TOKYO— For Philippine Sports Commission (PSC) Chairman William Ramirez, three times could be a charm.
Ramirez owns the distinction as the only chairman since the PSC’s establishment in 1990 to be at the helm of the sports agency in three Olympics — his first Beijing 2008, followed by Rio de Janeiro 2016, and now, Tokyo 2020+1.
“I always say, Olympic success is more than just a year of preparation,” said Ramirez two days before he and Chief of Staff Marc Velasco fly to Tokyo aboard Philippine Airlines on Thursday.
“For some, it took three cycles. Experience is good leverage,”Ramirez added.
Ramirez’s Olympic journey matches weightlifter Hidilyn Diaz’s Games sortie.
Then 18 years old, Diaz made her Olympic debut in Beijing as a wild card in women’s 58 kg class. So young and so innocent on the Olympic stage then, she didn’t make the podium, nor get close to it, but the prize of Zamboanga City reaped the experience she needed.
London 2012 wasn’t Diaz’s time then but came 2016 in Rio and she brought home a silver medal.
“I have the privilege of seeing Hidilyn grow from grassroots to Olympic medalist,” Ramirez said.
Diaz and 18 other Filipinos are competing in 11 sports in Tokyo and Ramirez believes all of them have the potential to win the country’s first Olympic gold medal– or perhaps even more.
“This batch is strong. Not to discount previous batches kasi lagi ko sinasabi making it to the Olympics is a medal in itself, it is just that this delegation presents us a strong chance for a golden break” Ramirez explained.
Ramirez recalled how he felt when Diaz landed that silver in Rio, ending a six Olympic cycle drought since Atlanta 2016 when Mansueto “Onyok” Velasco won a men’s flyweight gold medal in boxing.
“Everyone was ecstatic syempre.

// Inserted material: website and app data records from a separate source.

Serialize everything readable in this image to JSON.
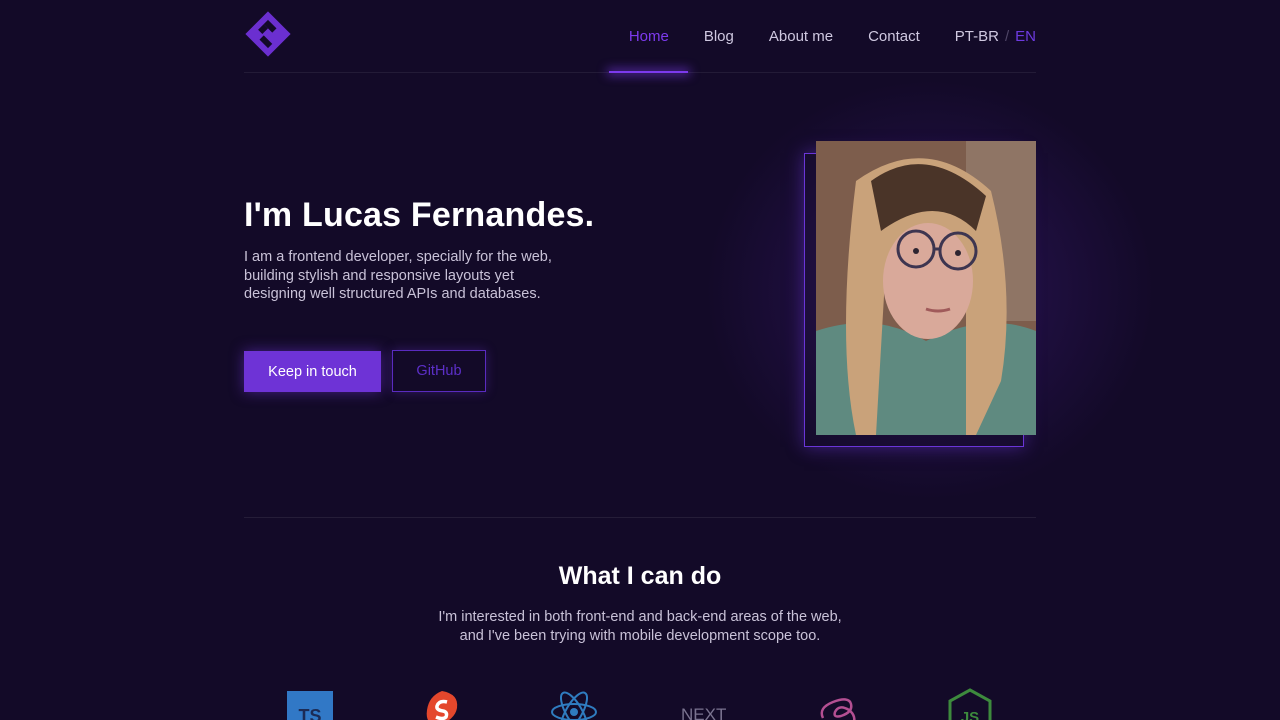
{
  "nav": {
    "items": [
      {
        "label": "Home",
        "active": true
      },
      {
        "label": "Blog",
        "active": false
      },
      {
        "label": "About me",
        "active": false
      },
      {
        "label": "Contact",
        "active": false
      }
    ],
    "lang_pt": "PT-BR",
    "lang_sep": "/",
    "lang_en": "EN"
  },
  "hero": {
    "title": "I'm Lucas Fernandes.",
    "description": "I am a frontend developer, specially for the web, building stylish and responsive layouts yet designing well structured APIs and databases.",
    "primary_button": "Keep in touch",
    "secondary_button": "GitHub"
  },
  "skills": {
    "title": "What I can do",
    "description_line1": "I'm interested in both front-end and back-end areas of the web,",
    "description_line2": "and I've been trying with mobile development scope too.",
    "icons": [
      "typescript-icon",
      "svelte-icon",
      "react-icon",
      "nextjs-icon",
      "sass-icon",
      "nodejs-icon"
    ],
    "ts_label": "TS",
    "next_label": "NEXT",
    "js_label": "JS"
  },
  "colors": {
    "background": "#130a28",
    "accent": "#6e33d6",
    "nav_active": "#7c3aed"
  }
}
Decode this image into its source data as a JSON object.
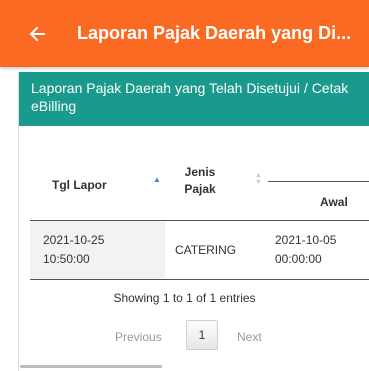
{
  "appbar": {
    "title": "Laporan Pajak Daerah yang Di...",
    "accent": "#fb6a22"
  },
  "card": {
    "header": "Laporan Pajak Daerah yang Telah Disetujui / Cetak eBilling",
    "header_color": "#1a9a8c"
  },
  "table": {
    "columns": {
      "tgl_lapor": "Tgl Lapor",
      "jenis_pajak_line1": "Jenis",
      "jenis_pajak_line2": "Pajak",
      "awal": "Awal"
    },
    "rows": [
      {
        "tgl_lapor_date": "2021-10-25",
        "tgl_lapor_time": "10:50:00",
        "jenis_pajak": "CATERING",
        "awal_date": "2021-10-05",
        "awal_time": "00:00:00"
      }
    ]
  },
  "footer": {
    "info": "Showing 1 to 1 of 1 entries",
    "previous": "Previous",
    "page": "1",
    "next": "Next"
  }
}
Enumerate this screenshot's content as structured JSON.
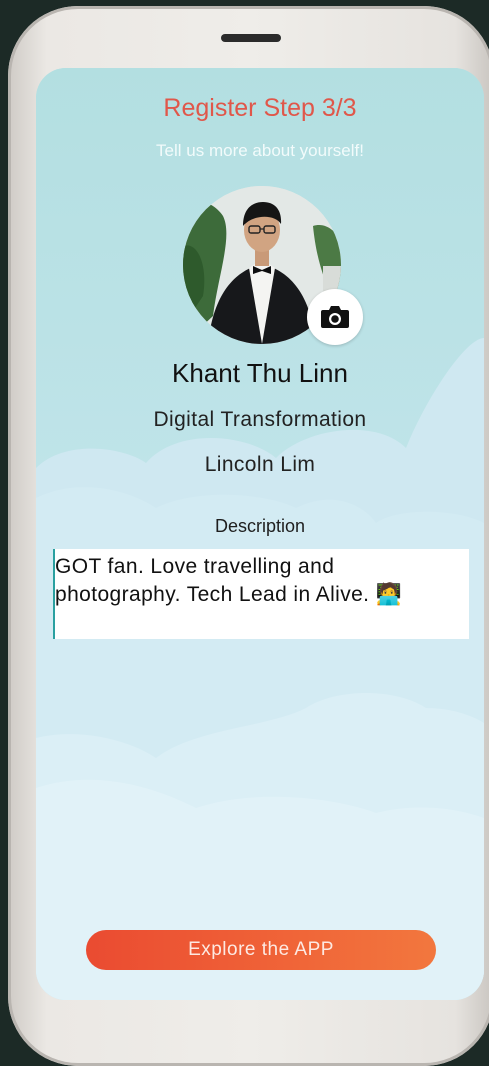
{
  "header": {
    "title": "Register Step 3/3",
    "subtitle": "Tell us more about yourself!"
  },
  "profile": {
    "photo_icon": "camera-icon",
    "name": "Khant Thu Linn",
    "department": "Digital Transformation",
    "manager": "Lincoln Lim"
  },
  "description": {
    "label": "Description",
    "value": "GOT fan. Love travelling and photography. Tech Lead in Alive. 🧑‍💻"
  },
  "actions": {
    "explore_label": "Explore the APP"
  },
  "colors": {
    "title": "#e0574a",
    "screen_bg": "#b5e0e2",
    "button_start": "#ea4b31",
    "button_end": "#f2773e"
  }
}
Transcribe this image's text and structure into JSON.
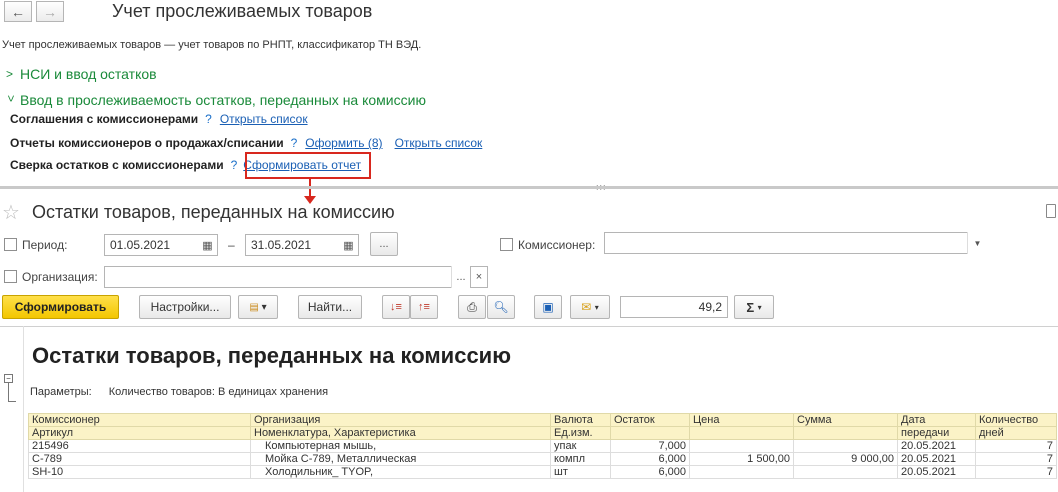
{
  "header": {
    "back_glyph": "←",
    "forward_glyph": "→",
    "title": "Учет прослеживаемых товаров",
    "description": "Учет прослеживаемых товаров — учет товаров по РНПТ, классификатор ТН ВЭД."
  },
  "groups": [
    {
      "label": "НСИ и ввод остатков",
      "expanded": false
    },
    {
      "label": "Ввод в прослеживаемость остатков, переданных на комиссию",
      "expanded": true
    }
  ],
  "section_rows": [
    {
      "label": "Соглашения с комиссионерами",
      "help": "?",
      "links": [
        "Открыть список"
      ]
    },
    {
      "label": "Отчеты комиссионеров о продажах/списании",
      "help": "?",
      "links": [
        "Оформить (8)",
        "Открыть список"
      ]
    },
    {
      "label": "Сверка остатков с комиссионерами",
      "help": "?",
      "links": [
        "Сформировать отчет"
      ]
    }
  ],
  "report_form": {
    "title": "Остатки товаров, переданных на комиссию",
    "period_label": "Период:",
    "date_from": "01.05.2021",
    "date_to": "31.05.2021",
    "dash": "–",
    "ellipsis": "...",
    "commissioner_label": "Комиссионер:",
    "organization_label": "Организация:",
    "clear_glyph": "×",
    "toolbar": {
      "generate": "Сформировать",
      "settings": "Настройки...",
      "find": "Найти...",
      "sum_value": "49,2",
      "sigma": "Σ"
    }
  },
  "report": {
    "title": "Остатки товаров, переданных на комиссию",
    "params_label": "Параметры:",
    "params_value": "Количество товаров: В единицах хранения",
    "headers_row1": [
      "Комиссионер",
      "Организация",
      "Валюта",
      "Остаток",
      "Цена",
      "Сумма",
      "Дата",
      "Количество"
    ],
    "headers_row2": [
      "Артикул",
      "Номенклатура, Характеристика",
      "Ед.изм.",
      "",
      "",
      "",
      "передачи",
      "дней"
    ],
    "rows": [
      {
        "article": "215496",
        "item": "Компьютерная мышь,",
        "unit": "упак",
        "qty": "7,000",
        "price": "",
        "sum": "",
        "date": "20.05.2021",
        "days": "7"
      },
      {
        "article": "С-789",
        "item": "Мойка С-789, Металлическая",
        "unit": "компл",
        "qty": "6,000",
        "price": "1 500,00",
        "sum": "9 000,00",
        "date": "20.05.2021",
        "days": "7"
      },
      {
        "article": "SH-10",
        "item": "Холодильник_ TYOP,",
        "unit": "шт",
        "qty": "6,000",
        "price": "",
        "sum": "",
        "date": "20.05.2021",
        "days": "7"
      }
    ]
  },
  "colors": {
    "accent_green": "#1a8a3a",
    "link_blue": "#1a5fb4",
    "highlight_red": "#d8281e",
    "primary_yellow": "#f3c600"
  }
}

Dinala ko siya kay Presidente at ang napakalinaw na bilin na tandang tanda ko – Butch alagaan mo ang mga bata” Ramirez said.
Meanwhile, all but the country’s bets in athletics and golf have already entered the Olympic Village as of Tuesday, a good three full days before the Tokyo Olympics opening ceremony.
“Everyone who’s here are already training in their respective training venues,” said Team Philippines Chef de Mission Mariano “Nonong” Araneta, adding early-day hitches are being addressed by the organizers, including the distribution and administration of the daily virus tests for the athletes.
“Team Hidilyn (Diaz) is already training, as well as the boxing team,” Araneta said. “There are challenges in bringing the athletes to their training venues, but they are all under control.”
Athletes and delegation members have to follow an activity plan in getting from one venue to another, one of the dozens of protocols to guarantee the safety and health of everyone participating in the Olympics.
US Women’s Open champion Yuka Saso, according to Araneta, is already in town but prefers to stay in a hotel closer to the golf venue.
“Yuka arrived on Monday and she is staying at the Okura Hotel with his father-coach Masakazu, as well as his coaching team,” Araneta said.
The Kasumigaseki Country Club, which is hosting both the men and women competitions, is a good 70 kms—an over an hour drive from the Olympic Village—prompting Saso’s team to relocate to a hotel.
Bianca Pagdanganan and Juvic Pagunsan will also stay at separate hotels near the venue.
There are 60 golfers from at least 36 nations competing in Olympic golf.
The men’s contest is set from July 29 to August 2 and the women will follow suit from August 4 to 7.
Mariano also bared that boxer Irish Magno hurt her right ankle while jumping rope on Monday, but thanks to coach Nolito “Boy” Velasco, the injury was immediately contained.
“Nilagyan ko kaagad ng yelo at ‘nung tinignan ni Doc Randy (Molo, team doctor). ok na siya,” Velasco said.
Mariano said pole vaulter EJ Obiena is due at the village at noon on Friday, while runner Kristina Knott is staying in a hotel in Nagasaki where the athletics training venue is located.